Available records –
*** Begin section ***
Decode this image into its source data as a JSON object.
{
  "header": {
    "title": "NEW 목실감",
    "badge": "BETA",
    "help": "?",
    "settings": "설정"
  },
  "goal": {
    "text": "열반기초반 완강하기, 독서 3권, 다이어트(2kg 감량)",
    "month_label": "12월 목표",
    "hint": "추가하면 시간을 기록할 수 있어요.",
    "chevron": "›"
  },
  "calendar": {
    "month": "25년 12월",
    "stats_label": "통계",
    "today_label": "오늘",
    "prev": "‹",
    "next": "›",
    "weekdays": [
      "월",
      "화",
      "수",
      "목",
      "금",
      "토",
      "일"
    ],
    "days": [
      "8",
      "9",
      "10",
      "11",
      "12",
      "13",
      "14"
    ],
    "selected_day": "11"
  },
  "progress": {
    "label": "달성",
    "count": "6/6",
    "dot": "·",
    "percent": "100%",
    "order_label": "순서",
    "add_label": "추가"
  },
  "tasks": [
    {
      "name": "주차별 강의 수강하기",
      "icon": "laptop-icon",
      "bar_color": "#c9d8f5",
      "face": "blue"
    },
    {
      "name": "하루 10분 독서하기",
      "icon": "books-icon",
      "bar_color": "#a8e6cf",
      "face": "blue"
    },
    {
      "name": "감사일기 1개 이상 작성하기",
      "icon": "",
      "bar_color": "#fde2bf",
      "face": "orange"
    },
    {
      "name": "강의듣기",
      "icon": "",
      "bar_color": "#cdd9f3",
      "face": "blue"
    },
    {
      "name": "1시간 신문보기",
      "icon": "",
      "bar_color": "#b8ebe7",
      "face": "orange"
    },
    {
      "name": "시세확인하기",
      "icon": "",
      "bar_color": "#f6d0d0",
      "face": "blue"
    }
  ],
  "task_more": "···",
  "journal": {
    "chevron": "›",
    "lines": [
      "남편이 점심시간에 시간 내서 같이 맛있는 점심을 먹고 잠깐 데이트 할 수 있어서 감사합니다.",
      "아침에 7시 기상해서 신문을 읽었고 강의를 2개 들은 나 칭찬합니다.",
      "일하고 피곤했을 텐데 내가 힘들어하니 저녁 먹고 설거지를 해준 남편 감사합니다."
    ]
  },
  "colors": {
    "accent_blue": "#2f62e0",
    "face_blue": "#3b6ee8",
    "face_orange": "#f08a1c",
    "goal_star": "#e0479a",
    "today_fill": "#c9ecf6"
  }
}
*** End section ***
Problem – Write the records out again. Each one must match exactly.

Output of the exercise –
Decode this image into its source data as a JSON object.
{
  "header": {
    "title": "NEW 목실감",
    "badge": "BETA",
    "help": "?",
    "settings": "설정"
  },
  "goal": {
    "text": "열반기초반 완강하기, 독서 3권, 다이어트(2kg 감량)",
    "month_label": "12월 목표",
    "hint": "추가하면 시간을 기록할 수 있어요.",
    "chevron": "›"
  },
  "calendar": {
    "month": "25년 12월",
    "stats_label": "통계",
    "today_label": "오늘",
    "prev": "‹",
    "next": "›",
    "weekdays": [
      "월",
      "화",
      "수",
      "목",
      "금",
      "토",
      "일"
    ],
    "days": [
      "8",
      "9",
      "10",
      "11",
      "12",
      "13",
      "14"
    ],
    "selected_day": "11"
  },
  "progress": {
    "label": "달성",
    "count": "6/6",
    "dot": "·",
    "percent": "100%",
    "order_label": "순서",
    "add_label": "추가"
  },
  "tasks": [
    {
      "name": "주차별 강의 수강하기",
      "icon": "laptop-icon",
      "bar_color": "#c9d8f5",
      "face": "blue"
    },
    {
      "name": "하루 10분 독서하기",
      "icon": "books-icon",
      "bar_color": "#a8e6cf",
      "face": "blue"
    },
    {
      "name": "감사일기 1개 이상 작성하기",
      "icon": "",
      "bar_color": "#fde2bf",
      "face": "orange"
    },
    {
      "name": "강의듣기",
      "icon": "",
      "bar_color": "#cdd9f3",
      "face": "blue"
    },
    {
      "name": "1시간 신문보기",
      "icon": "",
      "bar_color": "#b8ebe7",
      "face": "orange"
    },
    {
      "name": "시세확인하기",
      "icon": "",
      "bar_color": "#f6d0d0",
      "face": "blue"
    }
  ],
  "task_more": "···",
  "journal": {
    "chevron": "›",
    "lines": [
      "남편이 점심시간에 시간 내서 같이 맛있는 점심을 먹고 잠깐 데이트 할 수 있어서 감사합니다.",
      "아침에 7시 기상해서 신문을 읽었고 강의를 2개 들은 나 칭찬합니다.",
      "일하고 피곤했을 텐데 내가 힘들어하니 저녁 먹고 설거지를 해준 남편 감사합니다."
    ]
  },
  "colors": {
    "accent_blue": "#2f62e0",
    "face_blue": "#3b6ee8",
    "face_orange": "#f08a1c",
    "goal_star": "#e0479a",
    "today_fill": "#c9ecf6"
  }
}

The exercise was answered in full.